Identifying the Problem and Getting Help
By Jennifer Gordon, M.A. Educational Therapist
Learning disabilities are problems that affect the brain’s ability to receive process, analyze, or store information. The term Learning Disabilities sounds scary, but actually includes a very broad set of issues that are quite common and diverse, and, most importantly very addressable. The good news is that there is a vast array of resources available to help with learning disabilities. The earlier an issue is identified the better it can be addressed. Detecting and identifying problems can be challenging and navigating all the assessment options can be dizzying.
While there might be early childhood signals to keep a look out for, like delays in development milestones, more commonly a learning disability is brought to your attention by one of your child’s teachers. It’s frequently challenging for parents of children with LDs to accept and acknowledge their children may need help. It’s not an indictment of one’s parenting skills and is usually very addressable.
Some signals you can look out for and your teachers may mention include difficulties in the following areas:
Students may need to have instructions repeated to them often. They have a difficult time staying on task, are easily distracted and find it hard to follow directions.
Students may have difficulties decoding, recognizing words or comprehending them. They may lose their place easily or re-read the same sentence multiple times and have trouble understanding the main idea.

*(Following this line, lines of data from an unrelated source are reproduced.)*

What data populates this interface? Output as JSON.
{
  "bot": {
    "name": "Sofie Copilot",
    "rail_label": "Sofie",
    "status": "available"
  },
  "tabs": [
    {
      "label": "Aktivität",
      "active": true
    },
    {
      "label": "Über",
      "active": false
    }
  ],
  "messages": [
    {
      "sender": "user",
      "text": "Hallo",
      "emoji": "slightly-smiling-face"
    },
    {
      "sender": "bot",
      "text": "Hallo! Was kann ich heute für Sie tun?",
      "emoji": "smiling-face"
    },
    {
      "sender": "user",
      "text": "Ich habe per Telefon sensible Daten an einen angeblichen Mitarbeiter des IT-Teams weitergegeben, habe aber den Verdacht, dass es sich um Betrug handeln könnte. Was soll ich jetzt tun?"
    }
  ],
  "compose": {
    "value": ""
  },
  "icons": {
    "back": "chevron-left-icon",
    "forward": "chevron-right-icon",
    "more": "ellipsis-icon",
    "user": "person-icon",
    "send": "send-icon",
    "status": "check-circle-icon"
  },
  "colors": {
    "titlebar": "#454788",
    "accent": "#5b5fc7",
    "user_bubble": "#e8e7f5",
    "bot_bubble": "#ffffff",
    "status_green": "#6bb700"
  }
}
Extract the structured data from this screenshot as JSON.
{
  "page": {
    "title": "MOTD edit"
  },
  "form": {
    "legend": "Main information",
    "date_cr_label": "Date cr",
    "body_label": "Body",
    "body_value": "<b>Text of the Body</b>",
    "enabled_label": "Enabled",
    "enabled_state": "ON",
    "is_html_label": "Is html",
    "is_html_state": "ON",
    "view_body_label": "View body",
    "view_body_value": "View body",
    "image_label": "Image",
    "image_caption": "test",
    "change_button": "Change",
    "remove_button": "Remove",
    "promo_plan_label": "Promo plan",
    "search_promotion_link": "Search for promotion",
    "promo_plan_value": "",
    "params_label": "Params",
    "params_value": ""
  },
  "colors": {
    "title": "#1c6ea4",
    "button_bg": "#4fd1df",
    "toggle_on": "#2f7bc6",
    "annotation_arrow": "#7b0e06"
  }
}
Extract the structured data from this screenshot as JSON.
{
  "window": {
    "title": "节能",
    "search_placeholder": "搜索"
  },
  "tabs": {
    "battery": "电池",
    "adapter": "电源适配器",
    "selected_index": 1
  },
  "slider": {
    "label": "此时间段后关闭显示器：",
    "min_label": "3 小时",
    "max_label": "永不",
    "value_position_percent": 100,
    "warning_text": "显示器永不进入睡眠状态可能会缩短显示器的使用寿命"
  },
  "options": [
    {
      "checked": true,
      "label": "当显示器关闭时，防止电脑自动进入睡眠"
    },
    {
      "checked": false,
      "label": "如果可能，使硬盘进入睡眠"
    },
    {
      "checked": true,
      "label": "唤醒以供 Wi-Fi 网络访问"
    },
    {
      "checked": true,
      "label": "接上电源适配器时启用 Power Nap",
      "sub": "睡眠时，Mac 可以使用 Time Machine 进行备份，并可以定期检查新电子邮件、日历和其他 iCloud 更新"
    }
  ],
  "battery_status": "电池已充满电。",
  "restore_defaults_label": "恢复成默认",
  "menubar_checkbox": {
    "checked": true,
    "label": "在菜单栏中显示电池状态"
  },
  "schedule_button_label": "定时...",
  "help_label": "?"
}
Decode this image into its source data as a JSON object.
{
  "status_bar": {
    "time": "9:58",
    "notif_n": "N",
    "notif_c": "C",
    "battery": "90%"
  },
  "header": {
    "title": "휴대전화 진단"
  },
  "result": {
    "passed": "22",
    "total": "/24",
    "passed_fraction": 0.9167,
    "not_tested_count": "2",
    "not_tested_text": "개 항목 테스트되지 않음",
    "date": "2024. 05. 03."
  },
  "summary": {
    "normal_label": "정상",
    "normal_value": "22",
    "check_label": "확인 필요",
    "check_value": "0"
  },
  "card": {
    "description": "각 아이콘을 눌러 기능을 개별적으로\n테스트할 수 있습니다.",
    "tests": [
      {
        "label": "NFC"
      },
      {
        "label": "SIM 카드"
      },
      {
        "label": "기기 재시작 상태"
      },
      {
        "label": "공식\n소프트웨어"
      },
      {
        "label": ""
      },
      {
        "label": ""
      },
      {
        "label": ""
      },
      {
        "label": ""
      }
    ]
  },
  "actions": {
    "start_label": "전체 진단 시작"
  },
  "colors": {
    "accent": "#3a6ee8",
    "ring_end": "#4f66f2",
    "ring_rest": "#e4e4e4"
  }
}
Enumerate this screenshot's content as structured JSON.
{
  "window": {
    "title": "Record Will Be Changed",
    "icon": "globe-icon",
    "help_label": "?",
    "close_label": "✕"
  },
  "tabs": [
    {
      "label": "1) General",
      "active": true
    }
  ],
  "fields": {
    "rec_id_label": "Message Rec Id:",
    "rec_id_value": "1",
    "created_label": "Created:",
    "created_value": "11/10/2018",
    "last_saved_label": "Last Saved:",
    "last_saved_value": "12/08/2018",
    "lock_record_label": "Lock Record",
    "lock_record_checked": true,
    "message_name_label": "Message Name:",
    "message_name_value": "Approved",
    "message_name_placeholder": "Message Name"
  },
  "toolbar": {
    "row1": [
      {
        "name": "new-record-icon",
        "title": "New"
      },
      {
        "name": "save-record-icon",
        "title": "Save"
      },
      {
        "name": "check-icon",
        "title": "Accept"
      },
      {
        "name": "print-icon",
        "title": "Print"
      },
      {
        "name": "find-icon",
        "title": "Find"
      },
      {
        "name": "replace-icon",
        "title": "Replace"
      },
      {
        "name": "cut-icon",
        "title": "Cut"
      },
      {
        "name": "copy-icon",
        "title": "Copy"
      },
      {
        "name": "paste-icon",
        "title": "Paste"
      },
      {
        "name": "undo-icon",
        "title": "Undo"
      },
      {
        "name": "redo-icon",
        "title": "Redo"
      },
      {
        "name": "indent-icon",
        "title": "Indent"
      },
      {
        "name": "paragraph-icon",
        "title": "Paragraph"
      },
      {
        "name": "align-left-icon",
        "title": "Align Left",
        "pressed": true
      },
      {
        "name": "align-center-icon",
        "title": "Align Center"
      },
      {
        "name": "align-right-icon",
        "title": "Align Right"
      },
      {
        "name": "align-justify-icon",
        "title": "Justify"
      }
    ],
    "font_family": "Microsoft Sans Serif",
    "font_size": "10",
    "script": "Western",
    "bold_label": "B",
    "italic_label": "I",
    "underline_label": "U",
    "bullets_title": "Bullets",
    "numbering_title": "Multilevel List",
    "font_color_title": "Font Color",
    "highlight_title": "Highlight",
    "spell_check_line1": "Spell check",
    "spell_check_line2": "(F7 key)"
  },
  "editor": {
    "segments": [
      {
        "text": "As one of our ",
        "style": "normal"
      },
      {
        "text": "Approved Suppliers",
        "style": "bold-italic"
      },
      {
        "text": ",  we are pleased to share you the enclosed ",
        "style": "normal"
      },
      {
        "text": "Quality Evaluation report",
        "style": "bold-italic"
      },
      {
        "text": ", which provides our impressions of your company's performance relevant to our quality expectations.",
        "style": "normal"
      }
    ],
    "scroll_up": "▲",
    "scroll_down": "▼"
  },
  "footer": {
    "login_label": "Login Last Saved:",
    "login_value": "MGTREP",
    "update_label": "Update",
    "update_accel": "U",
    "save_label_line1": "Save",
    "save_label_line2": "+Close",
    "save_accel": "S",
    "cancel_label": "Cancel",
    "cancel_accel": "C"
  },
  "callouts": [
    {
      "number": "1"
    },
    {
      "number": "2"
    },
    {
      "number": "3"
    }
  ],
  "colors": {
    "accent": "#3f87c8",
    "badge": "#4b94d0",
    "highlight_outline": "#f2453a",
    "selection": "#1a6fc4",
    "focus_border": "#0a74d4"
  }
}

Students may have difficulty with sentence structure, spelling, penmanship, frequently reverse letters and numbers and have trouble with the ability to organize ideas.
Students may have difficulty with word problems, recalling math facts and abstract reasoning.
Students may find it hard to process information to be stored for long-term memory. They also have a hard time retrieving the information later when it’s needed to complete assignments.
Students may have poor time management skills, study skills and/or note taking skills. These are important for storing information that needs to be recalled later on.
It’s important not to rush to judgment, but if you or your teachers have concerns, you should consider getting your child assessed. There are a number of options available to you.
You can have your child tested at your local public school. If these tests indicate that your child requires special educational services, the school evaluation team will meet to develop an individual educational plan (IEP). Regardless of whether your child attends your local public school, the law requires your school district to provide special education testing. Alternatively, you can have private testing done. These are commonly administered by an educational psychologist, clinical psychologists, or neuropsychologists.
Learning disabilities have a huge range from mild to sever and are very common. Whatever decision is made by you and your family, early intervention is the most effective route in helping children with learning disabilities.
Jennifer Gordon’s Educational Therapy practice is based in Los Angeles where she works with students K thru 12.